The real reason to avoid fetches in lifecycle hooks before the render method is because the React community is planning to make the render method calls asynchronous.
Check the response from gaeron here : https://github.com/reactjs/reactjs.org/issues/302
Now this means placing an asynchronous action like fetch(or any asynchronous operation for that matter) in any of the lifecycle methods before render, will interfere with the rendering process.
So unlike the synchronous execution that you would imagine today :
1. constructor << imagine firing fetch() here >> => 2. getDerivedStateFromProps << fetch completes, callback added to callback queue by event loop >> => 3. render => 4. componentDidMount => 5. callbacks executed in the order that they were added so fetch callback runs now.
it would instead be like this :

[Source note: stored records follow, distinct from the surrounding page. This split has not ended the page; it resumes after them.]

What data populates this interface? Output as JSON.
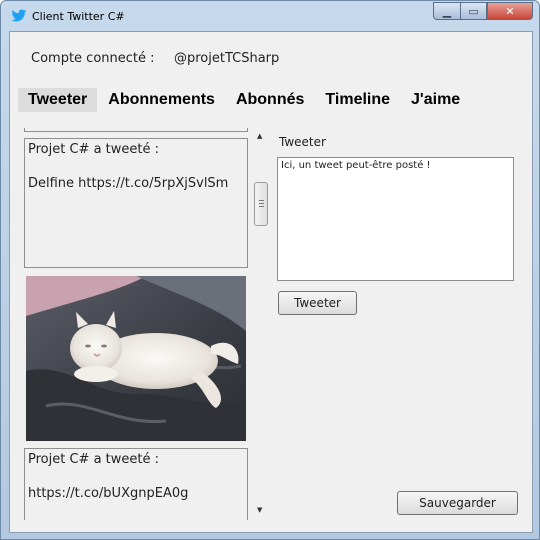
{
  "window": {
    "title": "Client Twitter C#"
  },
  "account": {
    "label": "Compte connecté :",
    "value": "@projetTCSharp"
  },
  "tabs": [
    {
      "label": "Tweeter"
    },
    {
      "label": "Abonnements"
    },
    {
      "label": "Abonnés"
    },
    {
      "label": "Timeline"
    },
    {
      "label": "J'aime"
    }
  ],
  "feed": {
    "items": [
      {
        "text": "Projet C# a tweeté :\n\nDelfine https://t.co/5rpXjSvlSm"
      },
      {
        "text": "Projet C# a tweeté :\n\nhttps://t.co/bUXgnpEA0g"
      }
    ]
  },
  "compose": {
    "label": "Tweeter",
    "value": "Ici, un tweet peut-être posté !",
    "button": "Tweeter"
  },
  "save": {
    "label": "Sauvegarder"
  },
  "colors": {
    "accent": "#1da1f2",
    "background": "#f0f0f0"
  }
}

1. constructor << imagine firing fetch() here >> => 2.
getDerivedStateFromProps << in the meantime, fetch completes and callback gets queued >> << imagine firing async render() here. its callback too gets queued >> => callbacks get executed in the order that they were added 3. so fetch callback runs first => 4. render callback runs => 5. componentDidMount
This interference may result in state changes getting reverted because render may apply an earlier state that overrides the changes made by fetch.
Another other reason being that fact that it is the componentDidMount lifecycle that guarantees the presence of the corresponding component on DOM and if fetch tries to manipulate the DOM even before its available or is updated, it could result in faulty application display.